Documentary’s Rondo win, video release
By Mark Voger, author
‘Britmania: The British Invasion of the Sixties in Pop Culture’
Hooray! I finally got to see “Boris Karloff: The Man Behind the Monster,” the 2021 documentary about Our Hero directed by Scotland native Thomas Hamilton and co-produced/co-written by Westfield native Ron MacCloskey. This happened on Oct. 15 at the grand old Union County Performing Arts Center on Irving Street in Rahway.
When the movie first came out in the summer of 2021, it screened in Manhattan. But for me, the COVID situation then was too scary to travel and sit in a theater. (Not that we’re now out of the woods by any stretch.)
My hope was always to see it on the big screen first, since this was the milieu in which Karloff established himself. But I figured I’d have to eventually settle for home video or streaming.
I’m glad I held out. It was comforting to see the doc on a big screen with an audience, even if I did watch it from the nearly empty balcony. (Above is a view of my tickets from the balcony.)
The documentary was enlightening, even for a Karloff freak like me. A case in point was its examination of Karloff’s important but little-known role as one of the founders of the Screen Actors Guild.
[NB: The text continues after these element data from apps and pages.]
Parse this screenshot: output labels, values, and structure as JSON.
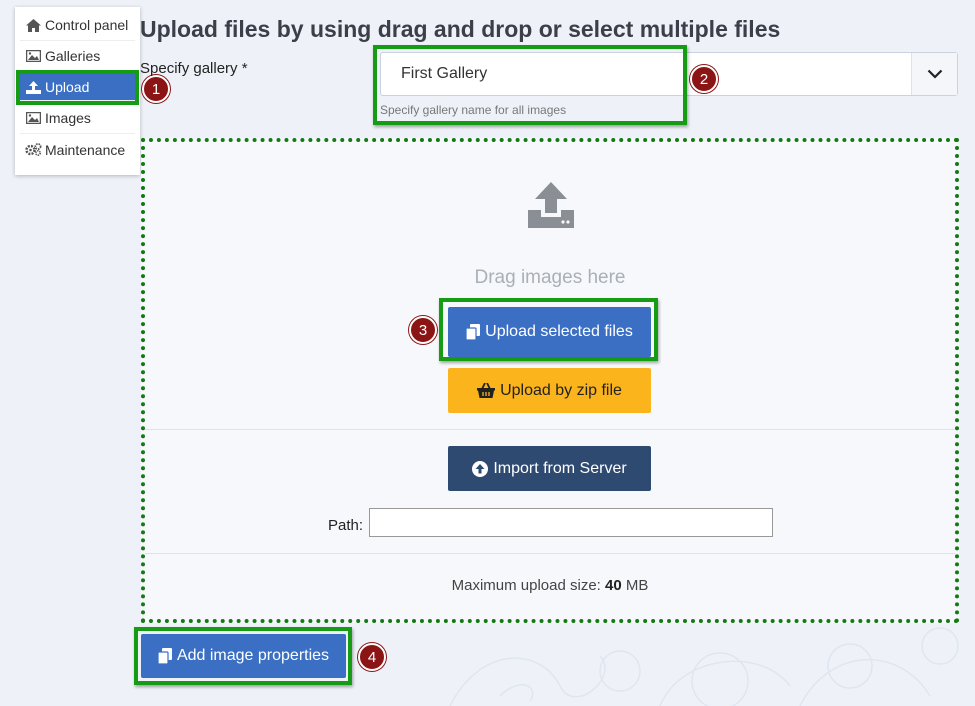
{
  "sidebar": {
    "items": [
      {
        "label": "Control panel",
        "icon": "home-icon"
      },
      {
        "label": "Galleries",
        "icon": "image-icon"
      },
      {
        "label": "Upload",
        "icon": "upload-icon",
        "active": true
      },
      {
        "label": "Images",
        "icon": "image-icon"
      },
      {
        "label": "Maintenance",
        "icon": "gears-icon"
      }
    ]
  },
  "page": {
    "title": "Upload files by using drag and drop or select multiple files",
    "gallery_label": "Specify gallery *",
    "gallery_value": "First Gallery",
    "gallery_hint": "Specify gallery name for all images"
  },
  "dropzone": {
    "drag_text": "Drag images here",
    "upload_selected_label": "Upload selected files",
    "upload_zip_label": "Upload by zip file",
    "import_server_label": "Import from Server",
    "path_label": "Path:",
    "path_value": "",
    "max_size_prefix": "Maximum upload size:",
    "max_size_value": "40",
    "max_size_unit": "MB"
  },
  "footer": {
    "add_properties_label": "Add image properties"
  },
  "badges": [
    "1",
    "2",
    "3",
    "4"
  ],
  "colors": {
    "primary": "#3a6fc4",
    "warning": "#fbb41c",
    "dark": "#2f4a70",
    "highlight": "#169c14",
    "badge": "#8b1515"
  }
}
All of those uncompensated hours sitting in Jack Pierce‘s makeup chair made Karloff one motivated organizer.
Since I was 10, when I saw Karloff’s obit on the front page of The Philadelphia Bulletin, I’ve read every word about him that I could lay my hands on. But thanks to the doc, I now know (via its interview with his daughter, Sara Karloff) that the actor received his diagnosis of emphysema on the day he was (unpleasantly) surprised by host Ralph Edwards on “You Bet Your Life,” the hokey TV biography program. Karloff lived — and worked — for another 12 years. Between the emphysema and his crippling arthritis, the man truly suffered for his art in those final years.
Also interviewed for “Boris Karloff: The Man Behind the Monster” were Guillermo del Toro, Christopher Plummer, Roger Corman, Peter Bogdanovich, Stefanie Powers, Joe Dante, David J. Skal, and many others.
In Rahway, MacCloskey was on-hand for a post-screening Q&A, during which he explained that after watching Hamilton’s documentary about Leslie Howard, he tracked down the filmmaker and pitched his dream project of a Karloff doc.
At his table in the UCPAC lobby, MacCloskey had the earliest DVD and Blu-ray copies of the documentary for sale. The Voltage Films release includes the bonus features “Boris Karloff: The Rest of the Story,” a 122-minute companion piece to the documentary, and “Ron’s Story,” a personal anecdote from MacCloskey.
The table had a neat decoration: the film’s Rondo Hatton Classic Horror Award for Best Documentary. The namesake of the awards, another horror movie star, never worked with Karloff, although he did once share the screen with Karloff’s frequent co-star Basil Rathbone. (According to imdb, Hamilton is at work on a documentary about Rathbone, for my money the screen’s greatest Sherlock Holmes.)
Something cool happened for me after the screening. In the lobby, I spotted an old compatriot, actor Michael Townsend Wright, manning MacCloskey’s table. I had not seen Michael in seven years, since I appeared on behalf of “Monster Mash” at the Chiller Theatre expo in Parsippany in 2015. Michael had been on my mind lately because of his role in “Funny Pages,” writer-director Owen Kline’s indie comedy set in the comic book world. (I have yet to see the film, but the trailer is a riot.) It looks like Michael scored some golden screen time in this film.
In that lobby, I saw Michael before he saw me. I was wearing a mask (of course). I sidled up to him, picked up a DVD, and said in a weird voice, “These are overpriced!” Michael just smiled at me — one of those smiles that said, “Apparently, this unfortunate gentleman does not have all of his faculties.” I then unmasked myself, and we had a nice little reunion.
Above: The trailer for “Boris Karloff: The Man Behind the Monster.”
Above: The trailer for “Funny Pages.”